Reprinted from Smirking Chimp
Democrats must embrace a pro-government platform, not run away from it.
Those were the sentiments of Sen. Chuck Schumer today, in a speech given at the National Press Club.
Talking about the reasons for Democrats' losses on Election Day, Schumer said that those losses were proof that the US public and middle class want a government that will work more effectively for them.
He went on to say that, for the first time ever, the middle class has lost faith in the American Dream, and that in 2014, Democrats lost because the US public has lost faith in the party and the government's ability to improve the lives of the middle class.
But it wasn't always like this.
As Schumer pointed out, a pro-government mentality dominated the US and the political landscape from the days of FDR until 1980 when Reagan came to Washington.
With FDR's New Deal policies and programs, the US public saw that government can strengthen the middle class, improve the economy and protect everyone's ability to live the American Dream.
For several generations, Americans trusted our government's ability to improve living conditions for the working class.

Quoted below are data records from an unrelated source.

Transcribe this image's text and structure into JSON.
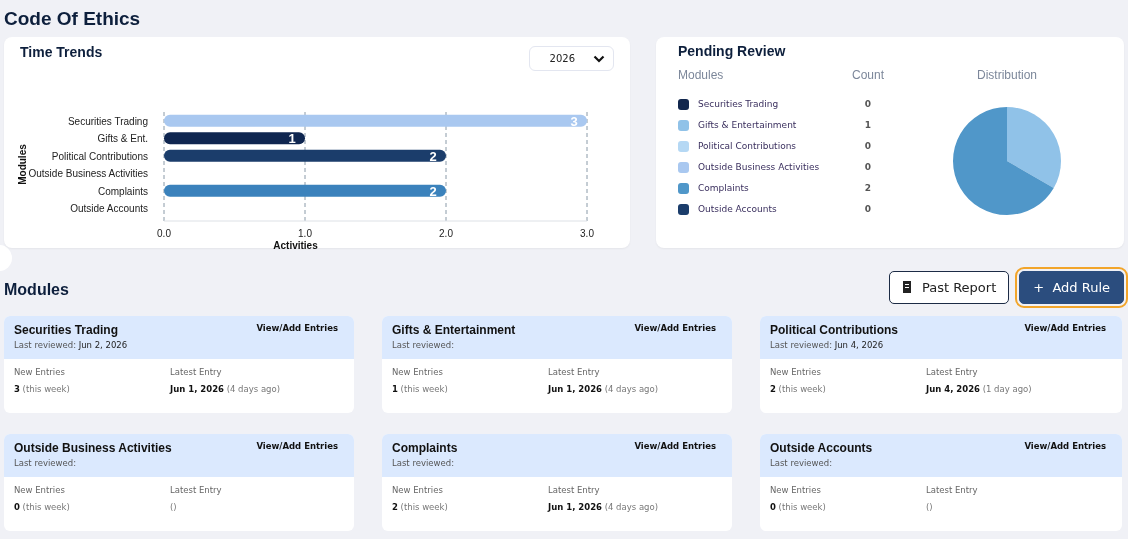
{
  "page_title": "Code Of Ethics",
  "time_trends": {
    "title": "Time Trends",
    "year_select": {
      "value": "2026"
    },
    "chart_data": {
      "type": "bar",
      "orientation": "horizontal",
      "xlabel": "Activities",
      "ylabel": "Modules",
      "categories": [
        "Securities Trading",
        "Gifts & Ent.",
        "Political Contributions",
        "Outside Business Activities",
        "Complaints",
        "Outside Accounts"
      ],
      "values": [
        3,
        1,
        2,
        0,
        2,
        0
      ],
      "colors": [
        "#a9c8f0",
        "#0f2650",
        "#1b3d6b",
        null,
        "#3b82bc",
        null
      ],
      "xlim": [
        0,
        3
      ],
      "xticks": [
        {
          "value": 0,
          "label": "0.0"
        },
        {
          "value": 1,
          "label": "1.0"
        },
        {
          "value": 2,
          "label": "2.0"
        },
        {
          "value": 3,
          "label": "3.0"
        }
      ],
      "value_labels": [
        "3",
        "1",
        "2",
        null,
        "2",
        null
      ]
    }
  },
  "pending_review": {
    "title": "Pending Review",
    "columns": [
      "Modules",
      "Count",
      "Distribution"
    ],
    "items": [
      {
        "name": "Securities Trading",
        "count": "0",
        "color": "#11264d"
      },
      {
        "name": "Gifts & Entertainment",
        "count": "1",
        "color": "#90c2e8"
      },
      {
        "name": "Political Contributions",
        "count": "0",
        "color": "#b5d8f4"
      },
      {
        "name": "Outside Business Activities",
        "count": "0",
        "color": "#a9c8f0"
      },
      {
        "name": "Complaints",
        "count": "2",
        "color": "#5097c9"
      },
      {
        "name": "Outside Accounts",
        "count": "0",
        "color": "#1b3d6b"
      }
    ]
  },
  "modules_section": {
    "title": "Modules",
    "buttons": [
      {
        "kind": "outline",
        "label": "Past Report",
        "focused": false
      },
      {
        "kind": "primary",
        "label": "+  Add Rule",
        "focused": true
      }
    ]
  },
  "modules": [
    {
      "name": "Securities Trading",
      "link": "View/Add Entries",
      "last_reviewed_label": "Last reviewed:",
      "last_reviewed": "Jun 2, 2026",
      "new_label": "New Entries",
      "new_count": "3",
      "new_note": "(this week)",
      "latest_label": "Latest Entry",
      "latest_date": "Jun 1, 2026",
      "latest_relative": "(4 days ago)"
    },
    {
      "name": "Gifts & Entertainment",
      "link": "View/Add Entries",
      "last_reviewed_label": "Last reviewed:",
      "new_label": "New Entries",
      "new_count": "1",
      "new_note": "(this week)",
      "latest_label": "Latest Entry",
      "latest_date": "Jun 1, 2026",
      "latest_relative": "(4 days ago)"
    },
    {
      "name": "Political Contributions",
      "link": "View/Add Entries",
      "last_reviewed_label": "Last reviewed:",
      "last_reviewed": "Jun 4, 2026",
      "new_label": "New Entries",
      "new_count": "2",
      "new_note": "(this week)",
      "latest_label": "Latest Entry",
      "latest_date": "Jun 4, 2026",
      "latest_relative": "(1 day ago)"
    },
    {
      "name": "Outside Business Activities",
      "link": "View/Add Entries",
      "last_reviewed_label": "Last reviewed:",
      "new_label": "New Entries",
      "new_count": "0",
      "new_note": "(this week)",
      "latest_label": "Latest Entry",
      "latest_relative": "()"
    },
    {
      "name": "Complaints",
      "link": "View/Add Entries",
      "last_reviewed_label": "Last reviewed:",
      "new_label": "New Entries",
      "new_count": "2",
      "new_note": "(this week)",
      "latest_label": "Latest Entry",
      "latest_date": "Jun 1, 2026",
      "latest_relative": "(4 days ago)"
    },
    {
      "name": "Outside Accounts",
      "link": "View/Add Entries",
      "last_reviewed_label": "Last reviewed:",
      "new_label": "New Entries",
      "new_count": "0",
      "new_note": "(this week)",
      "latest_label": "Latest Entry",
      "latest_relative": "()"
    }
  ]
}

As a result, Democrats stayed in power for a long time.
Then Reagan happened, and everything changed.
First, as Schumer points out, the Democratic Party veered way off course while Reagan was president, and abandoned its working-class base.

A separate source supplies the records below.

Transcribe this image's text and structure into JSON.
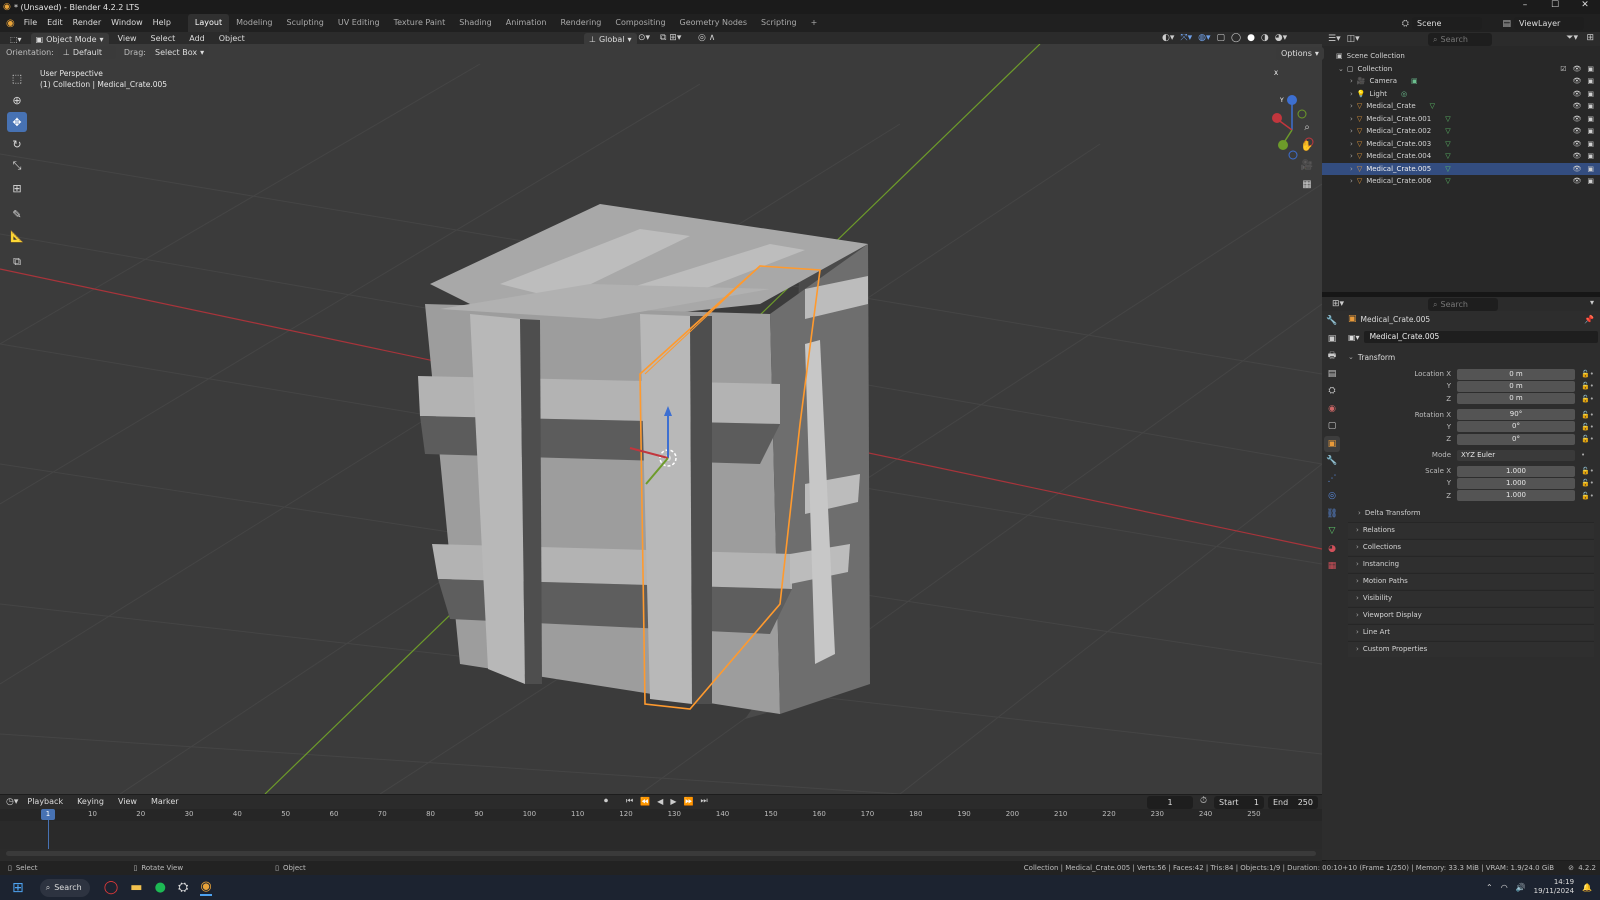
{
  "window": {
    "title": "* (Unsaved) - Blender 4.2.2 LTS",
    "controls": [
      "–",
      "☐",
      "✕"
    ]
  },
  "menu": {
    "items": [
      "File",
      "Edit",
      "Render",
      "Window",
      "Help"
    ],
    "workspaces": [
      "Layout",
      "Modeling",
      "Sculpting",
      "UV Editing",
      "Texture Paint",
      "Shading",
      "Animation",
      "Rendering",
      "Compositing",
      "Geometry Nodes",
      "Scripting"
    ],
    "active_workspace": "Layout",
    "add_tab": "+",
    "scene": "Scene",
    "view_layer": "ViewLayer"
  },
  "viewport_header": {
    "mode": "Object Mode",
    "menus": [
      "View",
      "Select",
      "Add",
      "Object"
    ],
    "transform_orientation": "Global",
    "orientation_label": "Orientation:",
    "orientation_value": "Default",
    "drag_label": "Drag:",
    "drag_value": "Select Box",
    "options": "Options"
  },
  "viewport": {
    "perspective": "User Perspective",
    "context": "(1) Collection | Medical_Crate.005",
    "gizmo_labels": {
      "x": "X",
      "y": "Y",
      "z": "Z"
    }
  },
  "outliner": {
    "search_placeholder": "Search",
    "scene_collection": "Scene Collection",
    "collection": "Collection",
    "items": [
      {
        "name": "Camera",
        "type": "camera",
        "selected": false
      },
      {
        "name": "Light",
        "type": "light",
        "selected": false
      },
      {
        "name": "Medical_Crate",
        "type": "mesh",
        "selected": false
      },
      {
        "name": "Medical_Crate.001",
        "type": "mesh",
        "selected": false
      },
      {
        "name": "Medical_Crate.002",
        "type": "mesh",
        "selected": false
      },
      {
        "name": "Medical_Crate.003",
        "type": "mesh",
        "selected": false
      },
      {
        "name": "Medical_Crate.004",
        "type": "mesh",
        "selected": false
      },
      {
        "name": "Medical_Crate.005",
        "type": "mesh",
        "selected": true
      },
      {
        "name": "Medical_Crate.006",
        "type": "mesh",
        "selected": false
      }
    ]
  },
  "properties": {
    "search_placeholder": "Search",
    "object_title": "Medical_Crate.005",
    "object_name": "Medical_Crate.005",
    "transform_panel": "Transform",
    "location_label": "Location X",
    "location": {
      "x": "0 m",
      "y": "0 m",
      "z": "0 m"
    },
    "rotation_label": "Rotation X",
    "rotation": {
      "x": "90°",
      "y": "0°",
      "z": "0°"
    },
    "mode_label": "Mode",
    "mode_value": "XYZ Euler",
    "scale_label": "Scale X",
    "scale": {
      "x": "1.000",
      "y": "1.000",
      "z": "1.000"
    },
    "axis_y": "Y",
    "axis_z": "Z",
    "delta_transform": "Delta Transform",
    "panels": [
      "Relations",
      "Collections",
      "Instancing",
      "Motion Paths",
      "Visibility",
      "Viewport Display",
      "Line Art",
      "Custom Properties"
    ]
  },
  "timeline": {
    "menus": [
      "Playback",
      "Keying",
      "View",
      "Marker"
    ],
    "current_frame": "1",
    "start_label": "Start",
    "start": "1",
    "end_label": "End",
    "end": "250",
    "ruler": [
      "10",
      "20",
      "30",
      "40",
      "50",
      "60",
      "70",
      "80",
      "90",
      "100",
      "110",
      "120",
      "130",
      "140",
      "150",
      "160",
      "170",
      "180",
      "190",
      "200",
      "210",
      "220",
      "230",
      "240",
      "250"
    ],
    "playhead": "1"
  },
  "statusbar": {
    "select": "Select",
    "rotate": "Rotate View",
    "object": "Object",
    "stats": "Collection | Medical_Crate.005 | Verts:56 | Faces:42 | Tris:84 | Objects:1/9 | Duration: 00:10+10 (Frame 1/250) | Memory: 33.3 MiB | VRAM: 1.9/24.0 GiB",
    "version": "4.2.2"
  },
  "taskbar": {
    "search": "Search",
    "time": "14:19",
    "date": "19/11/2024"
  },
  "colors": {
    "accent": "#4772b3",
    "selection": "#ff9a2e",
    "x_axis": "#c2363d",
    "y_axis": "#6d9b2a",
    "z_axis": "#3d6fd1"
  }
}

Second, Schumer says that because the Democratic Party had been so successful at creating a stable economy that worked for everyone for so long, people began to think that they no longer needed government, and were fine on their own.
Reagan capitalized on those sentiments, and was able to successfully create an anti-government mentality that exists to this day, and that helped fuel the Republican landslide on Election Day.

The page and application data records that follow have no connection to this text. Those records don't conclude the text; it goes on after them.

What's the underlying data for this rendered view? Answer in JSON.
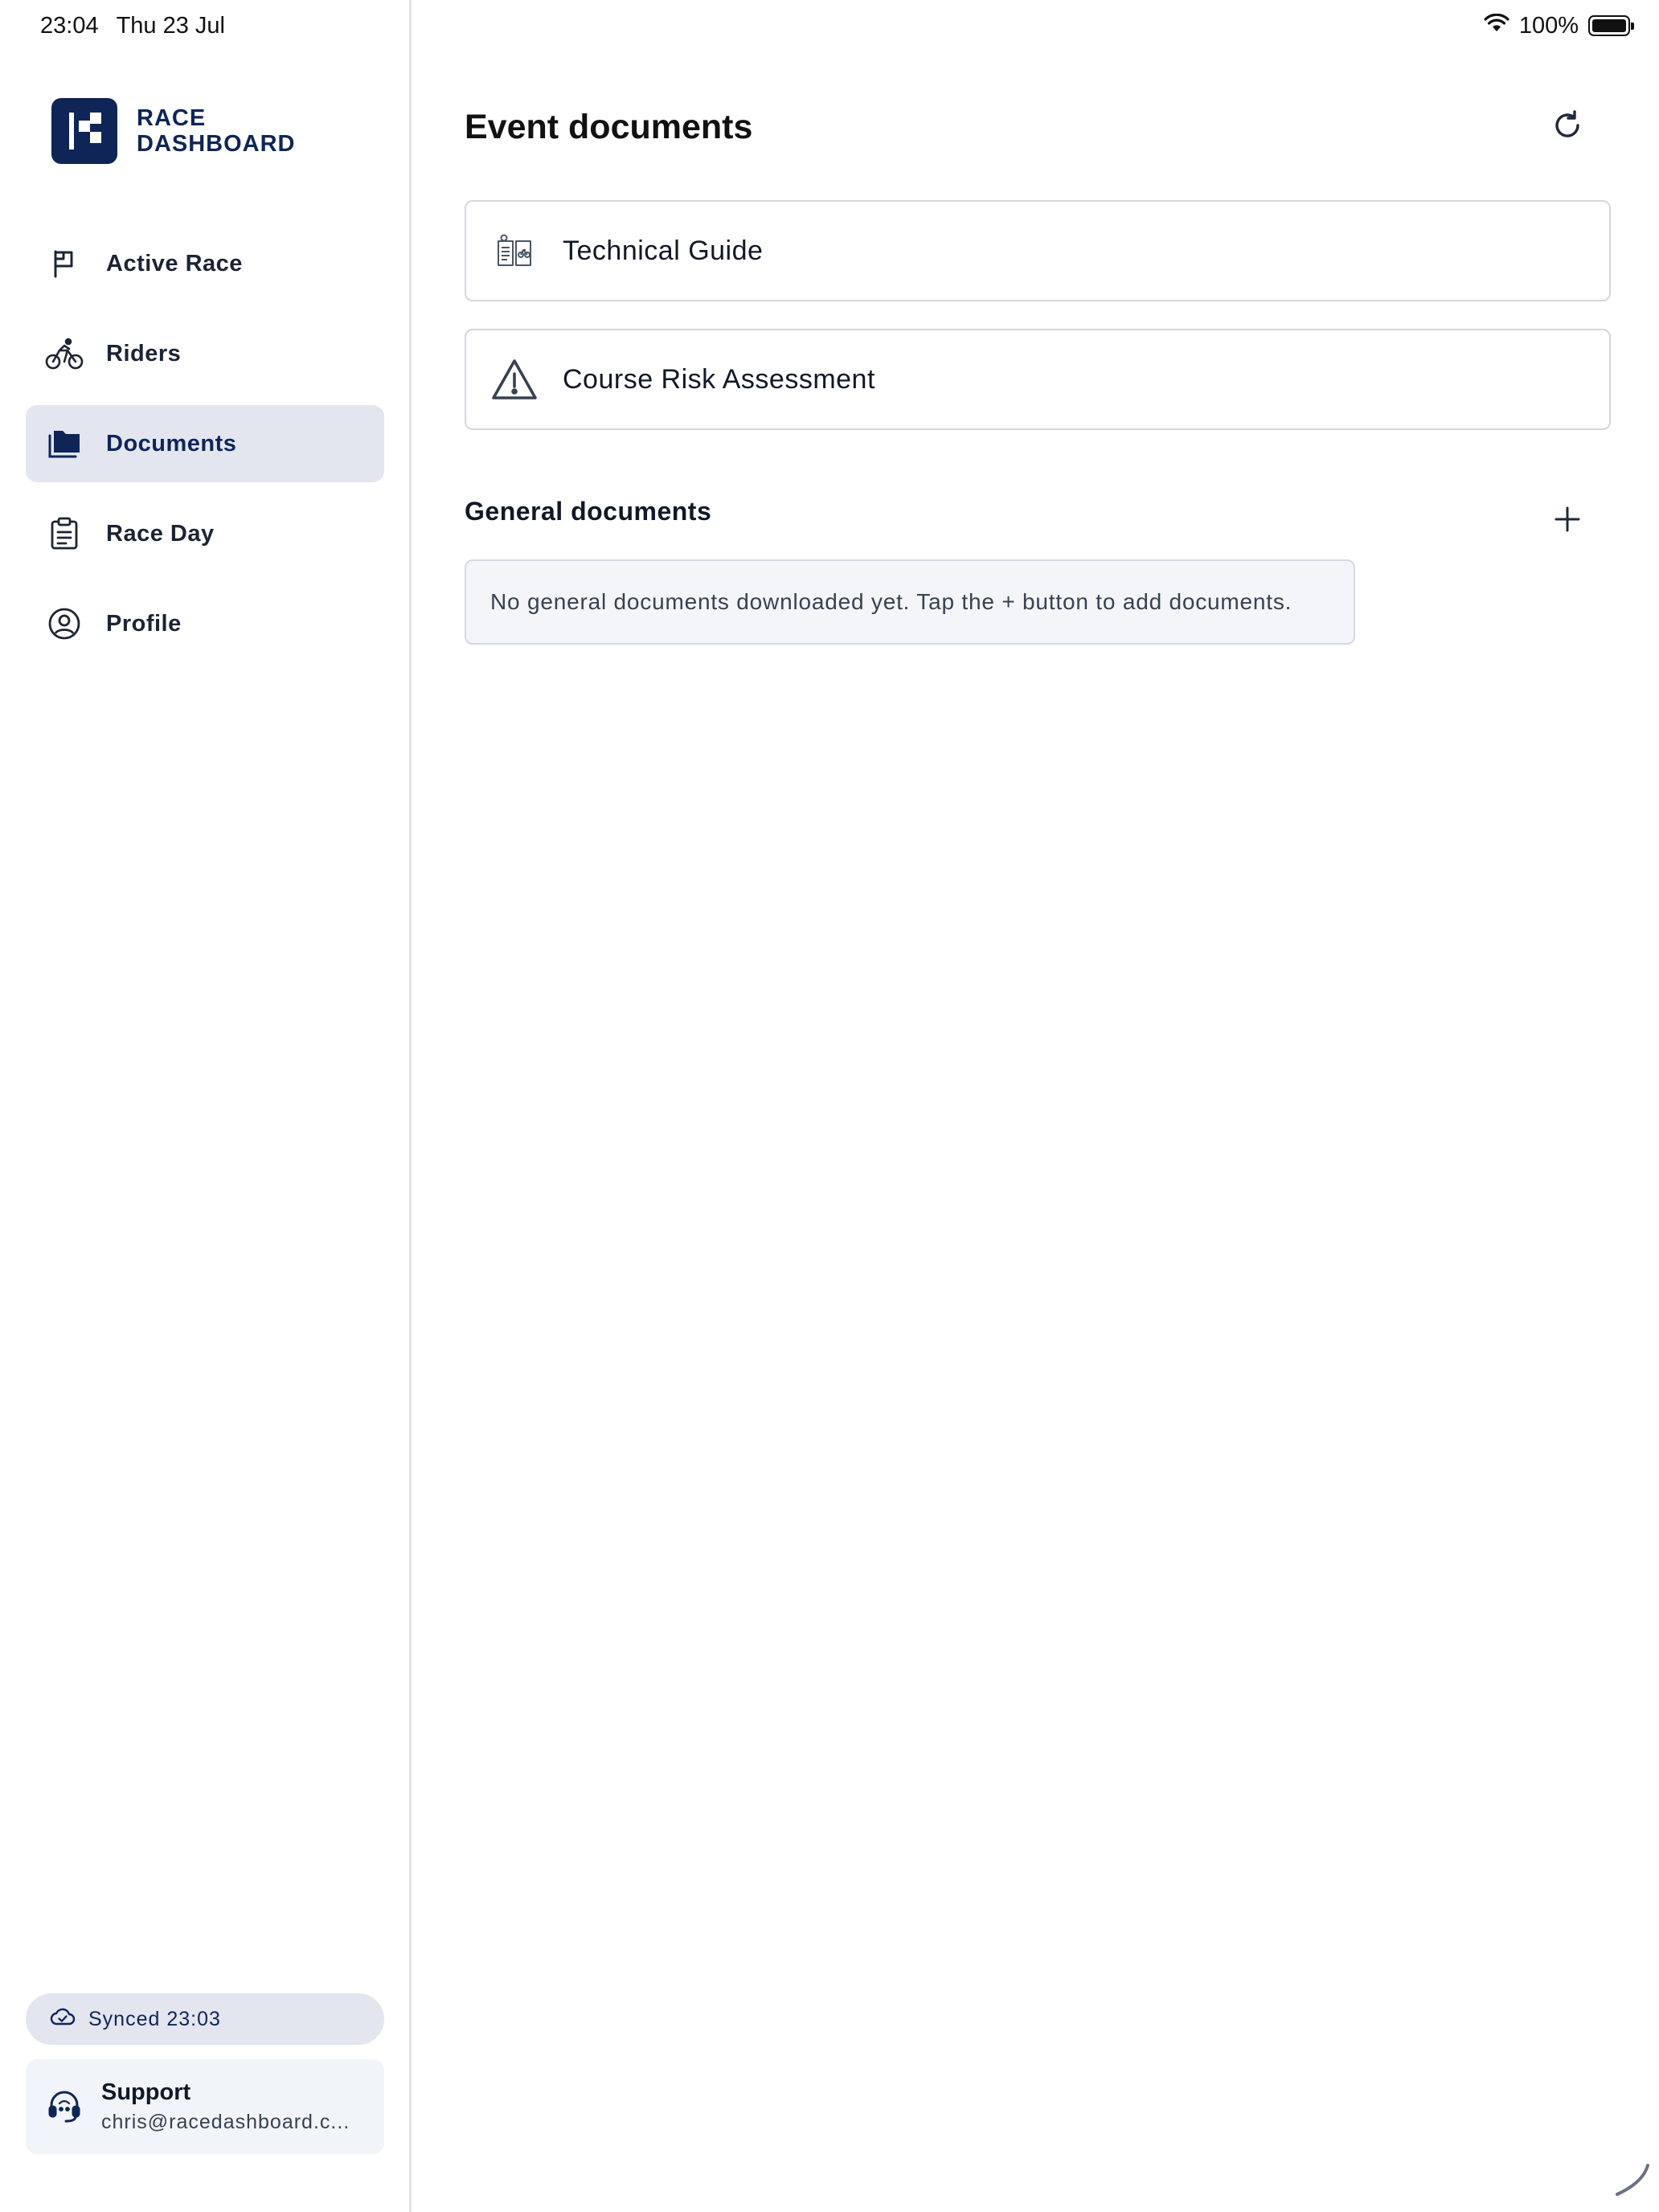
{
  "status_bar": {
    "time": "23:04",
    "date": "Thu 23 Jul",
    "battery": "100%",
    "wifi_icon": "wifi-icon",
    "battery_icon": "battery-icon"
  },
  "brand": {
    "line1": "RACE",
    "line2": "DASHBOARD",
    "color": "#0f2558"
  },
  "sidebar": {
    "items": [
      {
        "label": "Active Race",
        "icon": "flag-icon",
        "active": false
      },
      {
        "label": "Riders",
        "icon": "bicycle-rider-icon",
        "active": false
      },
      {
        "label": "Documents",
        "icon": "folder-icon",
        "active": true
      },
      {
        "label": "Race Day",
        "icon": "clipboard-icon",
        "active": false
      },
      {
        "label": "Profile",
        "icon": "user-circle-icon",
        "active": false
      }
    ],
    "sync_status": "Synced 23:03",
    "support": {
      "title": "Support",
      "email": "chris@racedashboard.c..."
    }
  },
  "main": {
    "title": "Event documents",
    "event_documents": [
      {
        "label": "Technical Guide",
        "icon": "technical-guide-icon"
      },
      {
        "label": "Course Risk Assessment",
        "icon": "warning-triangle-icon"
      }
    ],
    "general_title": "General documents",
    "general_empty": "No general documents downloaded yet. Tap the + button to add documents."
  }
}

But this anti-government mentality that exists today isn't just some random phenomenon.
There are lots of reasons for it.
As Schumer said, "When government fails to prosecute those who work in financial institutions (some of which were propped up or bailed out by the government) for what seems, on its face, blatant fraud -- Americans feel that government is not working for them. When CEOs and executives pay less in taxes than their secretaries -- Americans feel that government is not working for them."